On Test Day, there will always be at least one right choice on an “all that apply” question, so if you ever cross out (A) and (B), you know that (C) is right without even checking it. For practice’s sake here, though, let’s give it a look: Some graduate students think Bob is a great teacher.
Well. You know that most of Bob’s students think he’s a great teacher, and you also know that most of Bob’s students are grad students. If Bob has 5 students, that means there has to be a minimum of 3 in each category. Here’s what that could look like:
Student 1: Grad Student
Student 2: Grad Student
Student 3: Grad Student, Thinks Bob is Great
Student 4: Thinks Bob is Great
Student 5: Thinks Bob is Great

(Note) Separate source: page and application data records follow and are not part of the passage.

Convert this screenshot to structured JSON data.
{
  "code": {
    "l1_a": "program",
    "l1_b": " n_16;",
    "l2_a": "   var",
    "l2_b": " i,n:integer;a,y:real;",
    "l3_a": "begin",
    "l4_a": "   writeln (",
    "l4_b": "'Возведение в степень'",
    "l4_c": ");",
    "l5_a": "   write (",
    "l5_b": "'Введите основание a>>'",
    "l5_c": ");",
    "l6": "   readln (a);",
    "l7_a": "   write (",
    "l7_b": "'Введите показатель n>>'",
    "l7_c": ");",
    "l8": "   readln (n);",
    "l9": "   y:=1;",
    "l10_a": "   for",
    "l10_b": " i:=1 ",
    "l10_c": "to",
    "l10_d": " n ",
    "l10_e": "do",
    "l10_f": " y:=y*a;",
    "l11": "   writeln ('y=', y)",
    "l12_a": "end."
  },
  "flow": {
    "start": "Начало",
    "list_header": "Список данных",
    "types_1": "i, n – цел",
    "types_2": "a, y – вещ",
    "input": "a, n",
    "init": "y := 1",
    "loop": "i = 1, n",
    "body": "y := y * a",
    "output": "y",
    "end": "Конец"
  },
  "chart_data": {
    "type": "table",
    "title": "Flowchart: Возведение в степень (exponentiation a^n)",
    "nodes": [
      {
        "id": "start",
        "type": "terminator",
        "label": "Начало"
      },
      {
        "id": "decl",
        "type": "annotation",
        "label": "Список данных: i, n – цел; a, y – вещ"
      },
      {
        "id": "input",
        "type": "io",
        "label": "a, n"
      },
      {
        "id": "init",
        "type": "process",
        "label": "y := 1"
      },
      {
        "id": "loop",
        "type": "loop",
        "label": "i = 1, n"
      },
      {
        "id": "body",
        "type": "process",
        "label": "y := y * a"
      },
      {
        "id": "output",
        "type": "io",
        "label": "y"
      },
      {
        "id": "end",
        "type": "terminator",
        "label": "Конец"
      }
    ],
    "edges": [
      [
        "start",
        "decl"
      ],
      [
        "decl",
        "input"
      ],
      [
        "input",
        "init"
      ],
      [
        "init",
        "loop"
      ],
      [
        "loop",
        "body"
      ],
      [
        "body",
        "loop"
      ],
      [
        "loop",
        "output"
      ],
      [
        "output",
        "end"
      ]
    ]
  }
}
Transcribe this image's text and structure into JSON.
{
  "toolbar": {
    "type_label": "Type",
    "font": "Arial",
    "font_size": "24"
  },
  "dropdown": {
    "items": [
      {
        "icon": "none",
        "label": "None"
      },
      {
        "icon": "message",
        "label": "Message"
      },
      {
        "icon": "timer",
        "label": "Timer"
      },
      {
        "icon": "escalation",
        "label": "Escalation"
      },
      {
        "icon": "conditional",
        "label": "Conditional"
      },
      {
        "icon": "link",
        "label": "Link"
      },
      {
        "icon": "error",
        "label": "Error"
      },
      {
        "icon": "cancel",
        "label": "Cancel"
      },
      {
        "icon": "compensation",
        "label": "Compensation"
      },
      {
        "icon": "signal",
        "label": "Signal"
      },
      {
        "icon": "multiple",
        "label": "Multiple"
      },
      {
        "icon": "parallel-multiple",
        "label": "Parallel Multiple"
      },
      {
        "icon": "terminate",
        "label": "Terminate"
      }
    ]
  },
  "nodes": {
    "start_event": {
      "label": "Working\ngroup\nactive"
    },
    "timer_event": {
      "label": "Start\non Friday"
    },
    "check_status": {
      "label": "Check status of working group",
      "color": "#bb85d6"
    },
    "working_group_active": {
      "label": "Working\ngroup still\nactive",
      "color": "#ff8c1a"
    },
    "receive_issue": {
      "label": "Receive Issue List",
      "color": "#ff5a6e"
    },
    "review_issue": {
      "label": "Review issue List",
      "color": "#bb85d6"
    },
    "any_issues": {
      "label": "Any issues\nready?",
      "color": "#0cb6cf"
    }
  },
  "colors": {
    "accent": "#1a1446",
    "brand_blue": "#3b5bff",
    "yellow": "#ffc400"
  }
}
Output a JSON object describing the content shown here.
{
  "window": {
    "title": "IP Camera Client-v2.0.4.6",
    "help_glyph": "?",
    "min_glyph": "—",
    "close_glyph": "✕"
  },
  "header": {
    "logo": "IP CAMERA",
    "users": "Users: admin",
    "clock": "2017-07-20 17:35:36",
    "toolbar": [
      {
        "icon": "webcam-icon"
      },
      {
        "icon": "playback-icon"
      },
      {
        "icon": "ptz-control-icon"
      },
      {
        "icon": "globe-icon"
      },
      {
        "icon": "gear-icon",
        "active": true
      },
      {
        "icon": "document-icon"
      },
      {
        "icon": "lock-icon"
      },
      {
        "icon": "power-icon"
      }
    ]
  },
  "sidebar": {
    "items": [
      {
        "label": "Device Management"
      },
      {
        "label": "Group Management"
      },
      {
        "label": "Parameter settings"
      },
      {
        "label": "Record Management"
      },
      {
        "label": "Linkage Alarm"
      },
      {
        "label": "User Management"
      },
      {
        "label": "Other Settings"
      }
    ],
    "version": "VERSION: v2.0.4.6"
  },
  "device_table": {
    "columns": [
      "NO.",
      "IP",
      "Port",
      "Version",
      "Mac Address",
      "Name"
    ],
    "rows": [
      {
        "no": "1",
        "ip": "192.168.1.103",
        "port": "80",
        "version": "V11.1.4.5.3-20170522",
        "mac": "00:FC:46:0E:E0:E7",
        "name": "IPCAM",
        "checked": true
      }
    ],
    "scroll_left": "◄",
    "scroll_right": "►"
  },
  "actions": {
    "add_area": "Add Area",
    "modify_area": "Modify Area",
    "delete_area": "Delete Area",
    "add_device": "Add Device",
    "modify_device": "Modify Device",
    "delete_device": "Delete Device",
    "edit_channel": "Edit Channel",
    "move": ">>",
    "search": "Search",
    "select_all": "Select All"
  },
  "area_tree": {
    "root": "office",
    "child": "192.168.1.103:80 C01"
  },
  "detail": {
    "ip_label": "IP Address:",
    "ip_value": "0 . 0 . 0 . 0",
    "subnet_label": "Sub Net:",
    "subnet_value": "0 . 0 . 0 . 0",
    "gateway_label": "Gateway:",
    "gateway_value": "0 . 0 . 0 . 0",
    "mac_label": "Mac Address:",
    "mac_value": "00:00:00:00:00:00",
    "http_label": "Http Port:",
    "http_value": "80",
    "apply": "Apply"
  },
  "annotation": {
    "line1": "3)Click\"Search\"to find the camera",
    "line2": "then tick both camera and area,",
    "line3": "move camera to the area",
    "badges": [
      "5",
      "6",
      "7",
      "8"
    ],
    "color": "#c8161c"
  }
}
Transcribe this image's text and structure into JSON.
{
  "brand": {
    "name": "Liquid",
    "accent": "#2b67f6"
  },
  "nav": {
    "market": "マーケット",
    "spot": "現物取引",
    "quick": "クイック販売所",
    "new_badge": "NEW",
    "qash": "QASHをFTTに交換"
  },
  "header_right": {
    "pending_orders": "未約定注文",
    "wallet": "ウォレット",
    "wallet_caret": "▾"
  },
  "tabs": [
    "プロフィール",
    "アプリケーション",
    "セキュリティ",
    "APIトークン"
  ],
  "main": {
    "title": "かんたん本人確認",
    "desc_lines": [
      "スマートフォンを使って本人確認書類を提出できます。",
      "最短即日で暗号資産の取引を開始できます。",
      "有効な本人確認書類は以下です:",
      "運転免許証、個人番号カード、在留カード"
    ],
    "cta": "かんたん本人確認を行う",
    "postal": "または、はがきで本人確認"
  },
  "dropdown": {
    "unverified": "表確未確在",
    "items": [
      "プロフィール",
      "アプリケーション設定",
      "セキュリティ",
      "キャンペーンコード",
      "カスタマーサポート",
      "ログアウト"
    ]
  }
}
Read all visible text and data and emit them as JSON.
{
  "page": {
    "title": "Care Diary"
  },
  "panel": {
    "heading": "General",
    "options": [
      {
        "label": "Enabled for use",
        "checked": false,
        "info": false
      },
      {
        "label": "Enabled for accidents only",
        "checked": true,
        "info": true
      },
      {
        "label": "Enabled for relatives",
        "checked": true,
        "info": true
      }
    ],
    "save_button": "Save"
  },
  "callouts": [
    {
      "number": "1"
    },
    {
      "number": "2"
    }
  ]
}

Notice that despite my best effort to avoid overlap, some overlap was unavoidable: with 3 grad students, 3 fans of Bob, and only 5 total students, at least one student had to be both. So yes: “some” (i.e., at least one) students are both grad students AND think Bob is great.
These problems don’t just test your ability to make good deductions. They also test your ability to not make bad deductions. On Test Day, think everything through, picking numbers if you have to — and before Test Day, ask us in the comments if you’re confused about these or other examples you’ve encountered!
If you’ve been studying your GRE vocabulary for any length of time, you’re probably familiar with the concept of word groups: A list of words that all have similar-enough meanings to be considered, for GRE purposes, interchangeable synonyms. I haven’t heard a single person argue against the benefits of learning word groups, but memorizing the lists themselves isn’t the easiest proposition. The trick to learning word lists efficiently is to work with your brain’s natural inclination to remember words that are associated with other things. For example, which of these two sentences is more likely to help you remember the definition of “perspicacious”?
- “Perspicacious” means “keen” or “intelligent”.
- The company’s perspicacious president solved many of the business’s problems by determining the issues underlying the flat-lining sales.
While the first sentence is just a recitation of the word’s definition, the second word gives you a context and some color that you can use to remember the word’s meaning. On Test Day, when you see “perspicacious” among the answer choices of a text completion, you’ll recall the company president’s accomplishments and remember that the word means “intelligent”.
Now comes the part in which you get to inject some creativity into your otherwise-straightforward GRE studies: Pick one of the word groups, and write a paragraph-long story in which you use as many of the words from the group as possible. Before you start writing, pick an overarching plotline that fits with the group you’re working with.
If you’re working with the “criticize” word group, for example, the story could be about a harangued child whose mother and teacher constantly deride him. He could even have an older brother, who also excoriates him. Or, if you’re in a lighter mood, you can tackle the “funny” word group and write about a comedy duo whose jocular performance was filled with droll raillery, and much riposte.
The act of writing a paragraph for each key word group will give you a clear association between the words and not just one sentence, but an entire paragraph with context that will allow you to recall the definition when you see any of the words on GRE Test Day. Now get your imaginative juices flowing – let us know in the comments what you end up writing about!